**DESCRIPTION OF THE TASK**. Lines with the string "type" must each be copied from the listing.
◆ ◆ ◆ ◆ ◆ ◆ ◆
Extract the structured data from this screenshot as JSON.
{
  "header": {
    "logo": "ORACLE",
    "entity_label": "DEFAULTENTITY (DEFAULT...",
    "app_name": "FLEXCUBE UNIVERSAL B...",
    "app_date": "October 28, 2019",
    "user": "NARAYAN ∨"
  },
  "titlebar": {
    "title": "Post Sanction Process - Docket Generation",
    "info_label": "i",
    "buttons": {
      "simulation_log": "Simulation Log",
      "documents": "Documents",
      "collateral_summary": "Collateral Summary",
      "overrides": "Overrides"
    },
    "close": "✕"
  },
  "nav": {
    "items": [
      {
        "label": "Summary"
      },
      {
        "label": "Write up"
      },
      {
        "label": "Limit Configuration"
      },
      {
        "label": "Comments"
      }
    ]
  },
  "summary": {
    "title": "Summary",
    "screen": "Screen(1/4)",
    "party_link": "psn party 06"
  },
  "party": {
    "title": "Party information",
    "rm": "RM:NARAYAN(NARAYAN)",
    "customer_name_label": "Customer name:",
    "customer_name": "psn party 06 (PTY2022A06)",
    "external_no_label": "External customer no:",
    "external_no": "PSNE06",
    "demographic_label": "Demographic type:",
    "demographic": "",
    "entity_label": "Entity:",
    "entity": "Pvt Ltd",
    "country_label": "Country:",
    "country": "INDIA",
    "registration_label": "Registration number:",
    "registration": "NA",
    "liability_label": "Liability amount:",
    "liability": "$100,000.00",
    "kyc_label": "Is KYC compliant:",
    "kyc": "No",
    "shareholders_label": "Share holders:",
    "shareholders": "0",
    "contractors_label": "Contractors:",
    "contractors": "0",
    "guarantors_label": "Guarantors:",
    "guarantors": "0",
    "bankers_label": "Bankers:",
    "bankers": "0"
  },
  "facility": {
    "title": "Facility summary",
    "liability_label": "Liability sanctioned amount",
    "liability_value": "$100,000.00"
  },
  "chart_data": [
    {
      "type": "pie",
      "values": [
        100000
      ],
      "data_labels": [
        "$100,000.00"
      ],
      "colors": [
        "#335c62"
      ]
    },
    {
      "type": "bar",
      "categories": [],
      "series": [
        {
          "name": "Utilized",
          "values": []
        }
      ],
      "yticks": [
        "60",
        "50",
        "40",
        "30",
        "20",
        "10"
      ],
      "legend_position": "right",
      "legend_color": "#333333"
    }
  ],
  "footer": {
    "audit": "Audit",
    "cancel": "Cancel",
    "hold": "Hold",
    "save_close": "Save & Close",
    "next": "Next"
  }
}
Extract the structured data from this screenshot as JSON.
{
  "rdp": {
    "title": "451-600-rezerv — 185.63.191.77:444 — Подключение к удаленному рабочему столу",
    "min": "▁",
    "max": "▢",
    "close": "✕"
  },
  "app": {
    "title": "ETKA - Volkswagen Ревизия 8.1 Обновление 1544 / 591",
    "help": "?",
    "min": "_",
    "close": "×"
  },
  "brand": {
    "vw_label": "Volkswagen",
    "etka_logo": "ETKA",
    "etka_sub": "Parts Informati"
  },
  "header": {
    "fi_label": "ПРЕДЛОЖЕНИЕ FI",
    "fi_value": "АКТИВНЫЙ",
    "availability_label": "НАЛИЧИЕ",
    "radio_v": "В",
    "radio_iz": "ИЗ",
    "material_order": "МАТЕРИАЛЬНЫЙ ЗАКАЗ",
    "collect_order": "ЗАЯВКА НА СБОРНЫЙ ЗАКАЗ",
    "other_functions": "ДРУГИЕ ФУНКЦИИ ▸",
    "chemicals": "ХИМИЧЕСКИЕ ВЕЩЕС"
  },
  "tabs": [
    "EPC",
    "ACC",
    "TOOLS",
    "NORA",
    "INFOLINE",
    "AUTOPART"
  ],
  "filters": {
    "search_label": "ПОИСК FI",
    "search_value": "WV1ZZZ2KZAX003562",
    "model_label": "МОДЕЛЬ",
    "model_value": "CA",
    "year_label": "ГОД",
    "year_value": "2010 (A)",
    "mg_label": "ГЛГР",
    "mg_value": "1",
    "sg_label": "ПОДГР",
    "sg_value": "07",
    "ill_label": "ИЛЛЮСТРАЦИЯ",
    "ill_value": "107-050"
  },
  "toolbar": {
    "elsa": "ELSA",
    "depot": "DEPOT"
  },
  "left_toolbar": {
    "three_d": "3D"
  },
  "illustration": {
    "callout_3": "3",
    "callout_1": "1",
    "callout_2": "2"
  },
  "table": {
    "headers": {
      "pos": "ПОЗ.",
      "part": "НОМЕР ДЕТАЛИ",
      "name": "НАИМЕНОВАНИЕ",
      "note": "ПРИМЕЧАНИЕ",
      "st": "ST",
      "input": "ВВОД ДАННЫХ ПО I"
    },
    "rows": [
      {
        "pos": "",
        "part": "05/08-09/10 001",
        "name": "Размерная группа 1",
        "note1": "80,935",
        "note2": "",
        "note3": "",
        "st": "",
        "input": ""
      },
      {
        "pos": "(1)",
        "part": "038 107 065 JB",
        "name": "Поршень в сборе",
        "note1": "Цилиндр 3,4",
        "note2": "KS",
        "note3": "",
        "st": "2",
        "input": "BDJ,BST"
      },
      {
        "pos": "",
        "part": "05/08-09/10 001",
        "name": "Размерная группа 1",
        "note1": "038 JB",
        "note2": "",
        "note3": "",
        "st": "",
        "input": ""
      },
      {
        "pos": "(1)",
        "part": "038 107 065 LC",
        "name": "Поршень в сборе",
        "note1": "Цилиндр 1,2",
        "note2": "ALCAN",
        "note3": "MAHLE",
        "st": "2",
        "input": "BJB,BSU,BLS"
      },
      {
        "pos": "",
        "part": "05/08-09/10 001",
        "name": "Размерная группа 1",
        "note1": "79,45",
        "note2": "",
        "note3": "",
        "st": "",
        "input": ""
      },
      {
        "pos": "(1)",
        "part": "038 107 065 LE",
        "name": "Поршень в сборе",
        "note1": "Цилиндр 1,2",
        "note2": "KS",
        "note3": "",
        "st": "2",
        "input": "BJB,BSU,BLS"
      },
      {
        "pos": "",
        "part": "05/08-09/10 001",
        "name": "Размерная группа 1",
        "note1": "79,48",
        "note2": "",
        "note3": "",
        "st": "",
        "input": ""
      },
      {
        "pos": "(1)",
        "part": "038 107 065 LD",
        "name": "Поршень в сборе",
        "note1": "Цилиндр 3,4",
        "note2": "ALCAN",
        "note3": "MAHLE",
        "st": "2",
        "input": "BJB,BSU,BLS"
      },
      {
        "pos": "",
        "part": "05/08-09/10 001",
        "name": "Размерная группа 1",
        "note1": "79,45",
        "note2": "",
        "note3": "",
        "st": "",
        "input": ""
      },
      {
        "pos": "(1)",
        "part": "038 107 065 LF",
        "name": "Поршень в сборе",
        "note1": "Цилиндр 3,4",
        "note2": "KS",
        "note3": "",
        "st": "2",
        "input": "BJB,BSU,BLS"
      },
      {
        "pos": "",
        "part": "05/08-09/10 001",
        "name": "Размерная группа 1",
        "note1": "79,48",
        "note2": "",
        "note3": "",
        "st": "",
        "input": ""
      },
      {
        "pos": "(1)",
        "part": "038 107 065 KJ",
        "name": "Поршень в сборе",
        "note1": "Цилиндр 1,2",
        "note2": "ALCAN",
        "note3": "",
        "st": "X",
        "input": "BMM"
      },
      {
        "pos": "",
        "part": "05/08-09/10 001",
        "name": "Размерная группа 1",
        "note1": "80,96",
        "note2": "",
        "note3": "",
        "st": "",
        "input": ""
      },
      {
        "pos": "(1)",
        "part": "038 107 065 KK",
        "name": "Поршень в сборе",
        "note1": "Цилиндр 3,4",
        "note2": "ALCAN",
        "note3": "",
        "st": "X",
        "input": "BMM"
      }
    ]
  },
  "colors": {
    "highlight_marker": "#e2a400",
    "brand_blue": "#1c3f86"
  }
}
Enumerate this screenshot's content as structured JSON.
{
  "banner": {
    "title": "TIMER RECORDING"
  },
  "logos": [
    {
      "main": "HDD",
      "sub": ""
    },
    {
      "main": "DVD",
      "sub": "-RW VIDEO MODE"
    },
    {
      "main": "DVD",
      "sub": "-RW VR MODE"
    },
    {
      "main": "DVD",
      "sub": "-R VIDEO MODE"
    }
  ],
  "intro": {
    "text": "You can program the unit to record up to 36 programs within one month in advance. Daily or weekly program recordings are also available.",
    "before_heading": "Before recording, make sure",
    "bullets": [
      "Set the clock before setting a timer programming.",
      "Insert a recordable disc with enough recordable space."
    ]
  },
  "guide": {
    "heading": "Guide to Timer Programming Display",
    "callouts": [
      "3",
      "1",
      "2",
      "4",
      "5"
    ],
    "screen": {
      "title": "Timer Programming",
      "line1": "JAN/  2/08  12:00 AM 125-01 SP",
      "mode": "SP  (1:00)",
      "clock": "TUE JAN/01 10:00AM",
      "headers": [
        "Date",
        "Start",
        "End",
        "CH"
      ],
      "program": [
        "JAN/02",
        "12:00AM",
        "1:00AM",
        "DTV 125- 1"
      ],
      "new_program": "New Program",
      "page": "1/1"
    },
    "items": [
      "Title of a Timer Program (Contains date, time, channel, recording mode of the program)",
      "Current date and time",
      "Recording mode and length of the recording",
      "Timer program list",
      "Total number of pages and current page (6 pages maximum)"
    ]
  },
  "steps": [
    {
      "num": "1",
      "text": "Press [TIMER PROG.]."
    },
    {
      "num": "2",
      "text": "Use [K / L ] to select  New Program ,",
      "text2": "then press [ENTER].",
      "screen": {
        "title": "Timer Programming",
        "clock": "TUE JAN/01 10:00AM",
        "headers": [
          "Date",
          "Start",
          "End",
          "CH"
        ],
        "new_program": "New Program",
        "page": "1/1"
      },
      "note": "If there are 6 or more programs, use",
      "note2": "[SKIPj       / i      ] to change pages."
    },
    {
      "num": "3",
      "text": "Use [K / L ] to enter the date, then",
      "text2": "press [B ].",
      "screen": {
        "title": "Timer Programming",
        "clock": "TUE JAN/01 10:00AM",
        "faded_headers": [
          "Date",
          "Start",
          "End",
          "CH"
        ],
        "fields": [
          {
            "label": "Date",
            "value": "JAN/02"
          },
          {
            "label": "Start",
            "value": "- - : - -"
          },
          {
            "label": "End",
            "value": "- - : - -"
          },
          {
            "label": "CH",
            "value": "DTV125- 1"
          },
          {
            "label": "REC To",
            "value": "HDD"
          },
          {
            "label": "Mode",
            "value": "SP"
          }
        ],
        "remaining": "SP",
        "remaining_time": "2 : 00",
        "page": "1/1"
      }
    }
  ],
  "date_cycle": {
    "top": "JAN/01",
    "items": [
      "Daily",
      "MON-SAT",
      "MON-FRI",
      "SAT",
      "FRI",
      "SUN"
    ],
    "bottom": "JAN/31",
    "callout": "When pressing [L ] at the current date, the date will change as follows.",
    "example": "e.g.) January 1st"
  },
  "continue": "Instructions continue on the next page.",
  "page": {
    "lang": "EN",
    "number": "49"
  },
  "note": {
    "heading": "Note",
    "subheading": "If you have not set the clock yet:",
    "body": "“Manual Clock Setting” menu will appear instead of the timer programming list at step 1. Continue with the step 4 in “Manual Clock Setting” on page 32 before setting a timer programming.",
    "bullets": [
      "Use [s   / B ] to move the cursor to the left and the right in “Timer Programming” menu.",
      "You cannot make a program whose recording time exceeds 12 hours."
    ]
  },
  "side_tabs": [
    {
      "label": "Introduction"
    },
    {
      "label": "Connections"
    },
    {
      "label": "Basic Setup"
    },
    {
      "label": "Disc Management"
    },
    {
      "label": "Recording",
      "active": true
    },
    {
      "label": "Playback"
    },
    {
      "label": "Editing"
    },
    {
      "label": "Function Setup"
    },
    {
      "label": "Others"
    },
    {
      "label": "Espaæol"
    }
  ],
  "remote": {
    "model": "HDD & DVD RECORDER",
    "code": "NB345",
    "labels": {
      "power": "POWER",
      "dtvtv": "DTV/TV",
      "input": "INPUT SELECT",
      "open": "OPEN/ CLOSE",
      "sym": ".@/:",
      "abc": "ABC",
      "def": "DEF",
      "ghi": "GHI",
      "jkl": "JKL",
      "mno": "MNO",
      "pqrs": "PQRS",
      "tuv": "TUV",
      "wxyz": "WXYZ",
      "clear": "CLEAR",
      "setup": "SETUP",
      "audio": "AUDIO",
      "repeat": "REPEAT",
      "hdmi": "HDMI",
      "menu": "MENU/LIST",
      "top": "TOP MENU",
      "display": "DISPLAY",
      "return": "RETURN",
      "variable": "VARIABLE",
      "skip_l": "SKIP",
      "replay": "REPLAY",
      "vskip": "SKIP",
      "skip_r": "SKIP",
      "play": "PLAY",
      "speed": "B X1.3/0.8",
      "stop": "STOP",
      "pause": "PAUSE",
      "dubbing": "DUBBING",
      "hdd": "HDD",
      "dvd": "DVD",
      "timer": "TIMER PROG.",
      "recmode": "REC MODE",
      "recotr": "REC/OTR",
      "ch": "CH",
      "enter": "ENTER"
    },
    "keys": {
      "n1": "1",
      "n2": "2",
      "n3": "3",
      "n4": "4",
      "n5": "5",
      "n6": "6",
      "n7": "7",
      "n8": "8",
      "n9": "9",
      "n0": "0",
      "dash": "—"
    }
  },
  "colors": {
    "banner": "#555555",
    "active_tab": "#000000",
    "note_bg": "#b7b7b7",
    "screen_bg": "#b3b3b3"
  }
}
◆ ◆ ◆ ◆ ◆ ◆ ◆
**THE COMPLETED TASK**.
    "demographic_label": "Demographic type:",
      "type": "pie",
      "type": "bar",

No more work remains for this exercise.